For all our creative friends and blog readers, we’d like to share with you (if they’ve not already been on your radar!) two links on the subject of how we best create.
Paul (Reidt) recently read an article that rang true to his creative spirit: The Rise of the New Groupthink by Susan Cain. It was published in the January 15 issue of The New York Times Magazine, and it’s an excerpt from Cain’s book, Quiet. In the article, Cain says, “Research strongly suggests that people are more creative when they enjoy privacy and freedom from interruption.” Cain challenges the way creativity and learning are often approached in our companies, our schools, and our culture. She presents ideas that could be a catalyst for useful changes in the way we teach our children and in the way we explore creative ideas in our workplace.

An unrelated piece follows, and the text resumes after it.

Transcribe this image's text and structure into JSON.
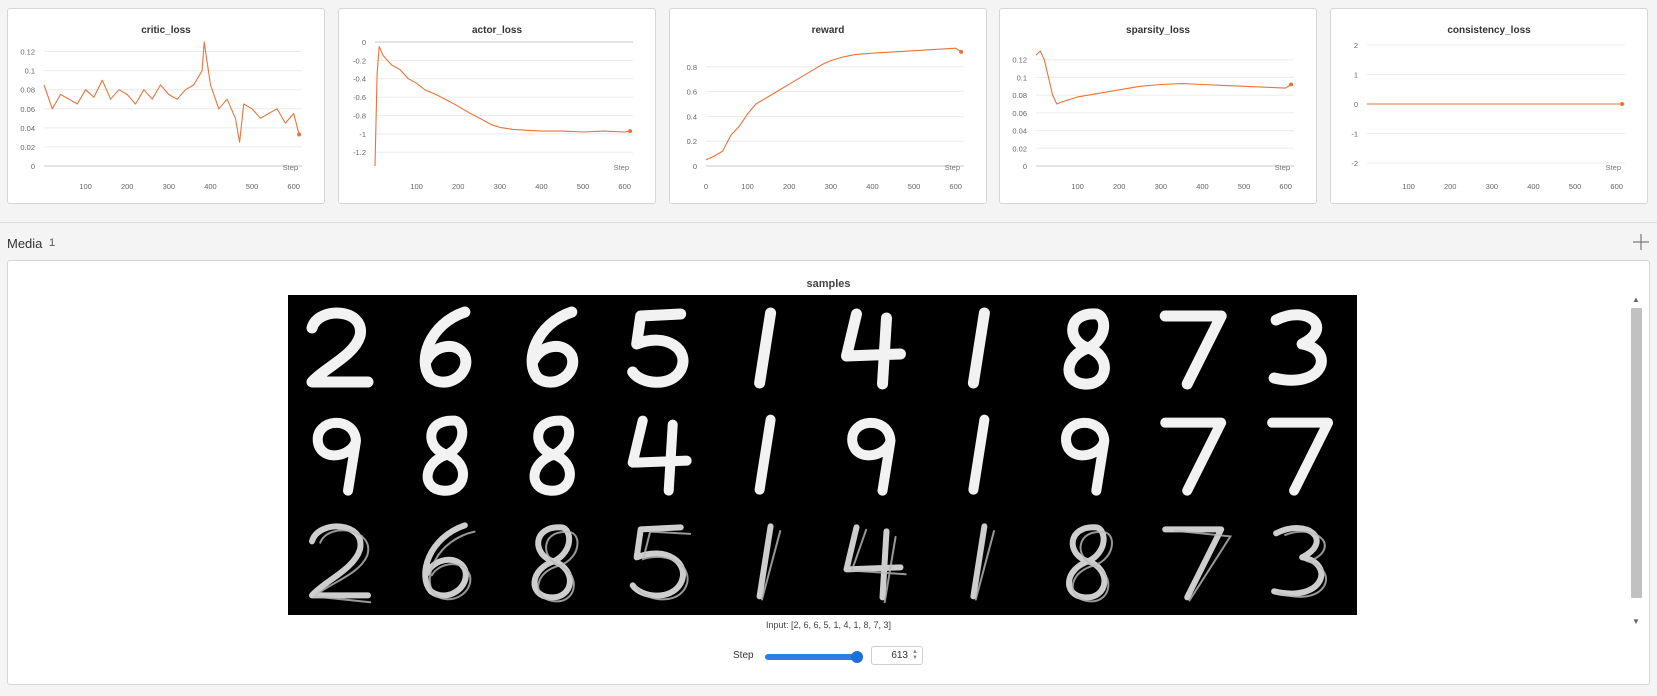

Shortly after The New York Times published Cain’s writing on the new groupthink, The New Yorker ran an article by Jonah Lehrer, Groupthink, the brainstorming myth. Lehrer’s research delves more into group creativity and expands on what Susan Cain mentions briefly about the possible profound influence of casual settings where we gather at our place of work. (Lehrer tells a fascinating story of M.I.T.’s Building 20!) Subscribers to The New Yorker can link into the article online, and anyone can listen to a conversation (approximately 15 minutes) with the author. For that podcast, go to NewYorker.com/Go/Outloud and search for January 30, 2012 – Jonah Lehrer on how to stimulate group creativity.

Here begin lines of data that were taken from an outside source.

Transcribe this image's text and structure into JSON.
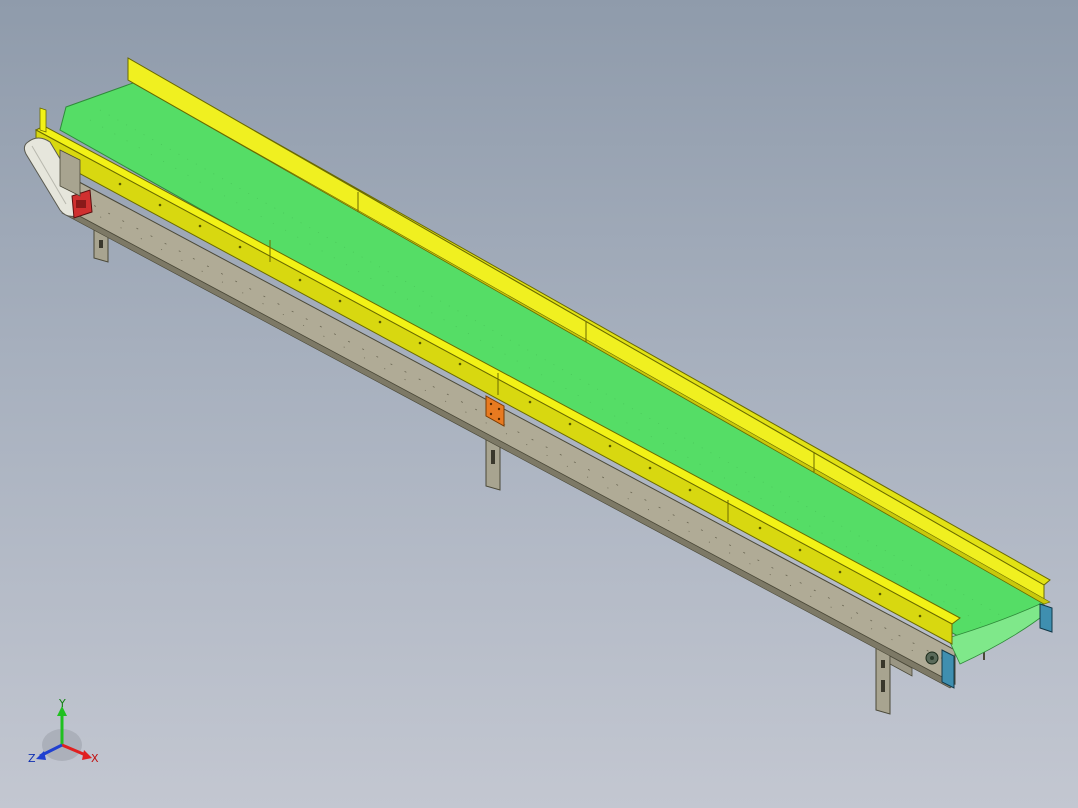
{
  "viewport": {
    "background_top": "#8f9bab",
    "background_bottom": "#c3c7d1"
  },
  "model": {
    "type": "belt-conveyor",
    "belt_color": "#55dd66",
    "guard_color": "#e8e800",
    "frame_color": "#a8a490",
    "bracket_color": "#e87a20",
    "motor_color": "#d03030",
    "end_cover_color": "#3f8fb0"
  },
  "triad": {
    "x_label": "X",
    "y_label": "Y",
    "z_label": "Z",
    "x_color": "#e02020",
    "y_color": "#20c020",
    "z_color": "#2040d0"
  }
}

Both Susan Cain’s and Jonah Lehrer’s reporting potentially offer us a springboard for creating simple yet powerful shifts in the way we work. We hope you find their stories thought provoking and useful. We’d love to hear your comments! Send me an email: email@example.com.